Wouldn’t you love it if you could simply wave a magic wand and have an expert review your entire business top to bottom to prepare for 2017? Someone that would consider your firm’s key procedures, including client-specific processes, and guide you around potential errors that could sour a client relationship or cause you to miss an important deadline.
Unfortunately, finding a perfect-fit plug-and-play year-end close checklist is not that easy. In my role as CEO of Accusource, a firm that provides outsourced portfolio accounting solutions to RIAs and family offices, I have seen my share of January nightmare scenarios that could have easily been avoided with a little December preventive maintenance.
Here are some pitfalls to avoid and 3 tips for a smoother end of year closing.
Year-End Closing Calendar : Begin With the End in Mind
It is natural to think through processes as sequential steps in chronological order. However, this rule does not apply to designing the perfect year-end closing calendar. For best results, you must start at the end, not the beginning.
Let’s assume that client reports must go out on business day 15. Knowing that marker, and understanding the typical timeframe for activities that precede the release of the statements, you can map out the entire schedule. If the print vendor needs 3-5 business days to generate the statements, and the internal review of the reports takes about 5 business days, your year-end close calendar might look like this.
- Business days 3 – 4: Conduct data checks.
- Business day 5: Generate preliminary reports.
- Business days 5 – 9: Review and trouble-shoot the reports.
- Business day 10: Reports sent to the third party print vendor.
- Business day 15: Reports go out to the client.
Given the condensed timeline, why wait until business day 5 to generate the first round of reports? In my experience, late changes and reversals of trades and data processed by the custodian after business day 1 are not unusual. For example, a client with an equities-only investment strategy might have 10,000 bonds allocated to his account in error. Re-allocating the trade and correcting the portfolio holdings may take the custodian a day or two. So, even if the data is available sooner, I recommend waiting to be sure you are starting with the cleanest dataset possible.

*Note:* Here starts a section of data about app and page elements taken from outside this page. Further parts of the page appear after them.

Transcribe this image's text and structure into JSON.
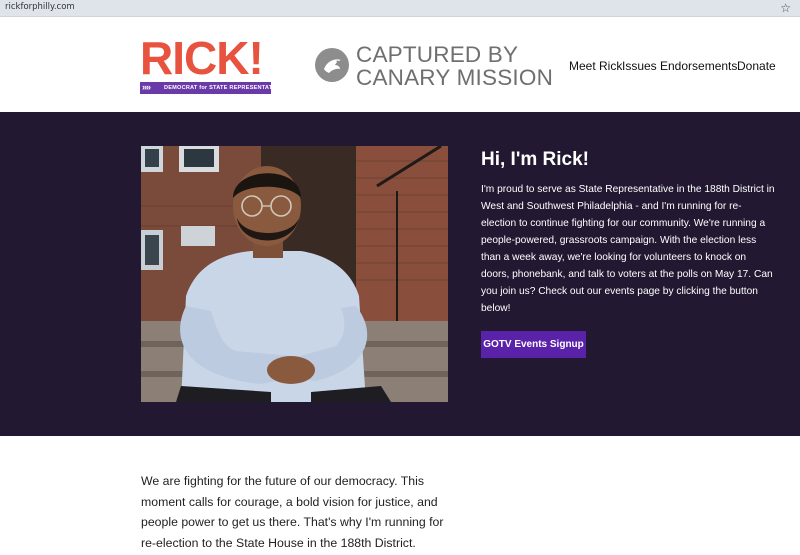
{
  "browser": {
    "url": "rickforphilly.com",
    "bookmark_icon": "star-icon"
  },
  "header": {
    "logo": {
      "main": "RICK!",
      "ribbon": "DEMOCRAT for STATE REPRESENTATIVE",
      "chevrons": "»»"
    },
    "watermark": {
      "line1": "CAPTURED BY",
      "line2": "CANARY MISSION",
      "icon": "canary-bird-icon"
    },
    "nav": [
      "Meet Rick",
      "Issues",
      "Endorsements",
      "Donate"
    ]
  },
  "hero": {
    "title": "Hi, I'm Rick!",
    "body": "I'm proud to serve as State Representative in the 188th District in West and Southwest Philadelphia - and I'm running for re-election to continue fighting for our community. We're running a people-powered, grassroots campaign. With the election less than a week away, we're looking for volunteers to knock on doors, phonebank, and talk to voters at the polls on May 17. Can you join us? Check out our events page by clicking the button below!",
    "button": "GOTV Events Signup"
  },
  "mission": {
    "text": "We are fighting for the future of our democracy. This moment calls for courage, a bold vision for justice, and people power to get us there. That's why I'm running for re-election to the State House in the 188th District."
  },
  "colors": {
    "hero_bg": "#231831",
    "logo_red": "#e8533f",
    "ribbon_purple": "#6a3aa8",
    "button_purple": "#5a22a8"
  }
}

Review Realized Gains and Losses
One of the first checks you should do in early to mid-December is to run a realized gain and loss report by client. This is both important and urgent, since the window for action closes on December 31. You might imagine that this step is obvious, but I have seen advisors miss it and hurt client relationships. I recommend making it a part of your close checklist.
Keep in mind that simply flagging large realized gains or losses is not enough. The focus of the review should be on identifying all unintended tax consequences. The direction and the level of undesirable tax impact will vary based on the client’s financial situation and goals, so be sure that you assign this task to the individual with the background knowledge to make the right judgment calls. (See The Truth About Cost Basis Reporting for more ideas on optimal account reconciliation)
Change Procedures that Don’t Serve You
You have a standard month-end close checklist and your staff follows it reasonably well. Are you done? Not so fast! I have seen many clients stick with outdated procedures that ultimately do more harm than good.
Take a recent example of a client who had a considerable volume of foreign equity trades to reconcile. The standard operating procedure was to reconcile everything monthly, but because the volume of trades was so high, the team kept running out of time. The reconciliation process would turn into a disaster as staff predictably scrambled to research all the variances before the deadline. The team never had a good comfort level with the accuracy of the reports. In short, everyone hated the recon process, but stuck with it anyway. (See Four Guidelines to Procedures That Actually Work)
If you have accounts with significant transactions in foreign equities, currencies or with a history of errors, I recommend reconciling them more frequently. Of course, weekly or daily reconciliations requires more effort on a consistent basis. In exchange, you and your clients benefit from work completed without the frantic rush, which minimizes errors. It can also free up your staff to focus on other activities at month-end.
I encourage all of my clients to review key procedures, identify any that might be less than optimal and tweak them accordingly. Do not wait until some future time when you might be less busy. That time will most likely never come!
Every client’s perfect year-end close calendar will look different. However, all well-designed year-end workflows include an opportunity to catch and correct unintended tax consequences and reporting errors. Preventing mistakes is often less costly than fixing them in terms of time, money and reputational risk. After all, no detail is too small when it comes to exceeding your clients’ expectations.